**Listed records**
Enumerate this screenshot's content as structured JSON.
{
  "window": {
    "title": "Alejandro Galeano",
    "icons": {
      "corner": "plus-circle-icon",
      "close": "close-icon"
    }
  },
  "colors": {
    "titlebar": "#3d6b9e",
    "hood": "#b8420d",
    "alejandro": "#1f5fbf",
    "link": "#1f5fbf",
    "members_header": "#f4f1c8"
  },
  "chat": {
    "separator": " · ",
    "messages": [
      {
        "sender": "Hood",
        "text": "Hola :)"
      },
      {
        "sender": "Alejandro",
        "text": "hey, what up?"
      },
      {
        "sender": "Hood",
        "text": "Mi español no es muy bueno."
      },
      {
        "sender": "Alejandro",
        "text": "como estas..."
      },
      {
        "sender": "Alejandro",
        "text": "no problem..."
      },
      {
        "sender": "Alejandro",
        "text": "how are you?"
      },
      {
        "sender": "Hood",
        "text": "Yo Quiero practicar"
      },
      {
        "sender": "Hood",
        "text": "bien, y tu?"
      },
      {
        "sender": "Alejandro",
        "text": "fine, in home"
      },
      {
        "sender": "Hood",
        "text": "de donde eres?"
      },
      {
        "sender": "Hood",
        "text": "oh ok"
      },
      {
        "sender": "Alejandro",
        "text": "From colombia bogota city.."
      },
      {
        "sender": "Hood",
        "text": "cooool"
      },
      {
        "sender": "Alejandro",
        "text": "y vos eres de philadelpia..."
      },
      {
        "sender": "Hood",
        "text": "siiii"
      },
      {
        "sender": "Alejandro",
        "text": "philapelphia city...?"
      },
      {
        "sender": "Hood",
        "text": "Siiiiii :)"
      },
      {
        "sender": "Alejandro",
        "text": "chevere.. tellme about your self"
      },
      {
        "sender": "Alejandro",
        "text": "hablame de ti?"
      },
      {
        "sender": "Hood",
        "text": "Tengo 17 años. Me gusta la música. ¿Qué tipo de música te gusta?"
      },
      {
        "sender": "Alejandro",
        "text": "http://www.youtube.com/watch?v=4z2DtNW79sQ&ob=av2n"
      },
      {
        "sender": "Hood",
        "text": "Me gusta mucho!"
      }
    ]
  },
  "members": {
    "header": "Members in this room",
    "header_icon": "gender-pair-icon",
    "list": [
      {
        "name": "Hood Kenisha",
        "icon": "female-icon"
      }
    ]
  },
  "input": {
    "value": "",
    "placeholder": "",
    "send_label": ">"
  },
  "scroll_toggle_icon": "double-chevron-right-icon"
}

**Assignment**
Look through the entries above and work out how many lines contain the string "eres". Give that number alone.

**Reply to the exercise**
2